Currently, no more than 65,000 foreign temporary visas (known as H-1B visas) are issued each year. This year, that cap was reached in May. High demand for high-tech professionals has created a enormous backlog. Without an increase in visas, the fiscal year 1999 cap for this category could be reached as early as December 1998. The bill passed today by the House temporarily would increase the number of H-1B visas for foreign, high-skilled professionals from 65,000 to 115,000 for fiscal years 1999 and 2000, and 107,500 in 2001. It would also bolster labor protection for U.S. workers, and provide additional funding for college scholarships and job training for American workers.
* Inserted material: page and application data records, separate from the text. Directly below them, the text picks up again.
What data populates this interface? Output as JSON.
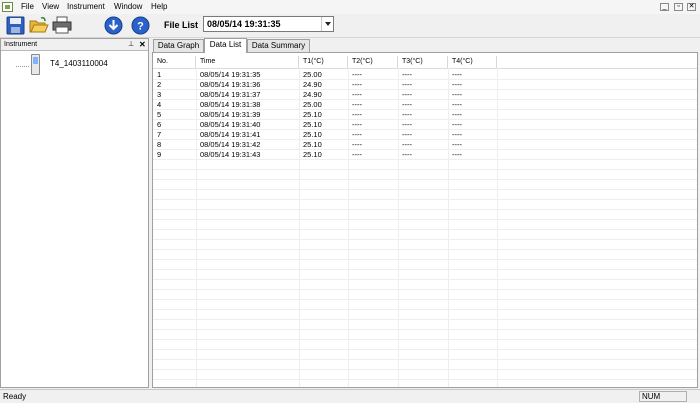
{
  "menu": {
    "items": [
      "File",
      "View",
      "Instrument",
      "Window",
      "Help"
    ]
  },
  "toolbar": {
    "file_list_label": "File List",
    "file_list_value": "08/05/14 19:31:35"
  },
  "instrument_panel": {
    "title": "Instrument",
    "pin_glyph": "⊥",
    "close_glyph": "✕",
    "device_name": "T4_1403110004"
  },
  "tabs": [
    "Data Graph",
    "Data List",
    "Data Summary"
  ],
  "active_tab": "Data List",
  "table": {
    "columns": [
      "No.",
      "Time",
      "T1(°C)",
      "T2(°C)",
      "T3(°C)",
      "T4(°C)"
    ],
    "rows": [
      [
        "1",
        "08/05/14 19:31:35",
        "25.00",
        "----",
        "----",
        "----"
      ],
      [
        "2",
        "08/05/14 19:31:36",
        "24.90",
        "----",
        "----",
        "----"
      ],
      [
        "3",
        "08/05/14 19:31:37",
        "24.90",
        "----",
        "----",
        "----"
      ],
      [
        "4",
        "08/05/14 19:31:38",
        "25.00",
        "----",
        "----",
        "----"
      ],
      [
        "5",
        "08/05/14 19:31:39",
        "25.10",
        "----",
        "----",
        "----"
      ],
      [
        "6",
        "08/05/14 19:31:40",
        "25.10",
        "----",
        "----",
        "----"
      ],
      [
        "7",
        "08/05/14 19:31:41",
        "25.10",
        "----",
        "----",
        "----"
      ],
      [
        "8",
        "08/05/14 19:31:42",
        "25.10",
        "----",
        "----",
        "----"
      ],
      [
        "9",
        "08/05/14 19:31:43",
        "25.10",
        "----",
        "----",
        "----"
      ]
    ]
  },
  "status": {
    "text": "Ready",
    "num": "NUM"
  },
  "icons": {
    "toolbar": [
      "save-icon",
      "open-folder-icon",
      "print-icon",
      "download-icon",
      "help-icon"
    ]
  }
}
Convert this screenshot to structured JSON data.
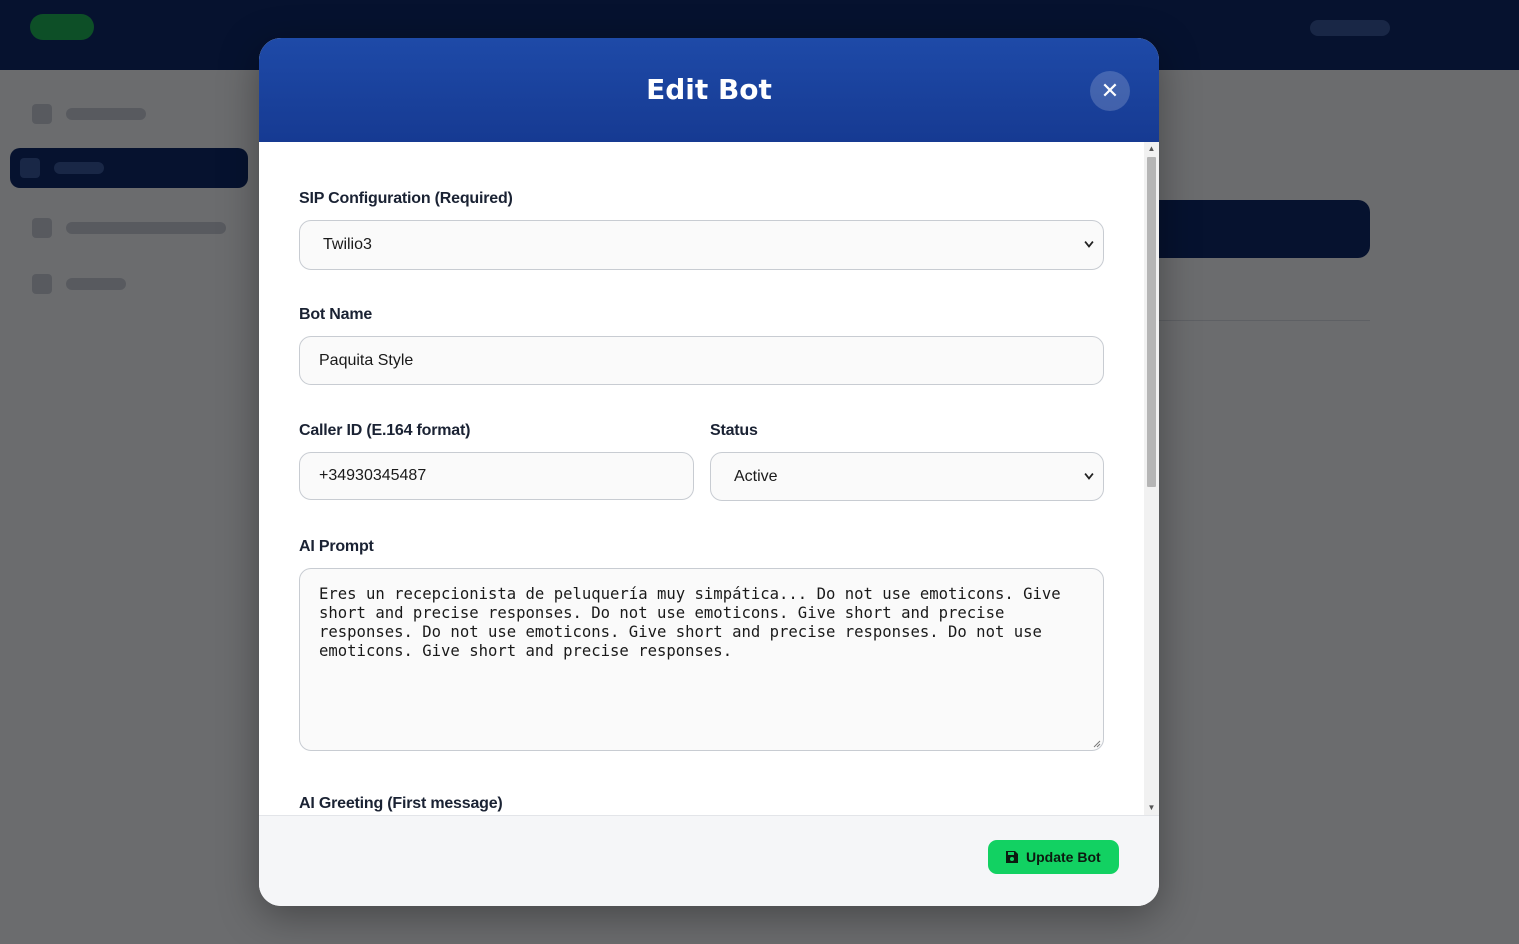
{
  "modal": {
    "title": "Edit Bot",
    "close_icon": "close-icon",
    "fields": {
      "sip": {
        "label": "SIP Configuration (Required)",
        "value": "Twilio3"
      },
      "bot_name": {
        "label": "Bot Name",
        "value": "Paquita Style"
      },
      "caller_id": {
        "label": "Caller ID (E.164 format)",
        "value": "+34930345487"
      },
      "status": {
        "label": "Status",
        "value": "Active"
      },
      "ai_prompt": {
        "label": "AI Prompt",
        "value": "Eres un recepcionista de peluquería muy simpática...  Do not use emoticons. Give short and precise responses. Do not use emoticons. Give short and precise responses. Do not use emoticons. Give short and precise responses. Do not use emoticons. Give short and precise responses."
      },
      "ai_greeting": {
        "label": "AI Greeting (First message)"
      }
    },
    "footer": {
      "update_label": "Update Bot",
      "update_icon": "save-icon"
    }
  },
  "colors": {
    "header": "#1e4aa8",
    "primary_button": "#12d162",
    "overlay": "rgba(0,0,0,0.56)"
  }
}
"This legislation will ensure that America’s competitive edge is not paralyzed by its inability to reach some of the world’s best and the brightest, many of whom are locked in a backlog," added AILA Executive Director Jeanne Butterfield. "The H-1B legislation will provide enough visas this year to avoid major backlogs and disruptions in research and production."
"What distinguishes America from its world-wide competitors is our willingness to invest in the human skills and intellectual capital of American and foreign professionals," Ms. Butterfield continued. "We commend the efforts of the White House and congressional negotiators in this regard. We are encouraged by their recognition that this is not a zero-sum game. By extending a welcome mat to individuals who come here to contribute their unique skills and dynamic vision, and coupling that with a commitment to enhance our own domestic talent base, the American people as a nation wins in the end."
The American Immigration Lawyers Association is a voluntary bar association of over 5,500 lawyers and law professors practicing and teaching in the field of immigration and nationality law. Its members represent the entire spectrum of those involved in our country’s immigration laws, from aliens seeking immigration benefits to employers, U.S. citizens and other U.S. entities seeking to sponsor foreign nationals.
Cite as AILA Doc. No. 98092959.